### PROBLEM DETAILS
Whenever the word "Date" turns up in a line below, that line should be copied.

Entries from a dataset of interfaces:

• • • •

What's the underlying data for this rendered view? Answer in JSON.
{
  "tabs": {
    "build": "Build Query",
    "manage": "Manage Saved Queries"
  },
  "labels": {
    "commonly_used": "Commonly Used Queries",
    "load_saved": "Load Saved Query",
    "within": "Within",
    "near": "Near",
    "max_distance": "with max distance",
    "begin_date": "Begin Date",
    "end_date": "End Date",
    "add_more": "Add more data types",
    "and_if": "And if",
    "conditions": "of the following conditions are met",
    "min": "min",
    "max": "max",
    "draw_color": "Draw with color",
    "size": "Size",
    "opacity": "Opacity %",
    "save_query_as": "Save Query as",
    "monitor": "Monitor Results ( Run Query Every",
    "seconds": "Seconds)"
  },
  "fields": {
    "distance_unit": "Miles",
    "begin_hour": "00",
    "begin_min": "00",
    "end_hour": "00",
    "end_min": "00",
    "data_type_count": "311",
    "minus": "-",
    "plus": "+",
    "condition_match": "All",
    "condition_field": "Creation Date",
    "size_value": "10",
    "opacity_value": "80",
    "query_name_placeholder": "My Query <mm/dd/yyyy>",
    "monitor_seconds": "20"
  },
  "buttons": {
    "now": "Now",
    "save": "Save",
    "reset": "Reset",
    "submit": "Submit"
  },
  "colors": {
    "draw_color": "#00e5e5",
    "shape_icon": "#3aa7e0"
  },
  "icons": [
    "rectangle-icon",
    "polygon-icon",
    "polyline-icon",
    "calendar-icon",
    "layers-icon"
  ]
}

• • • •

### SOLUTION FOR THIS EXERCISE
    "begin_date": "Begin Date",
    "end_date": "End Date",
    "condition_field": "Creation Date",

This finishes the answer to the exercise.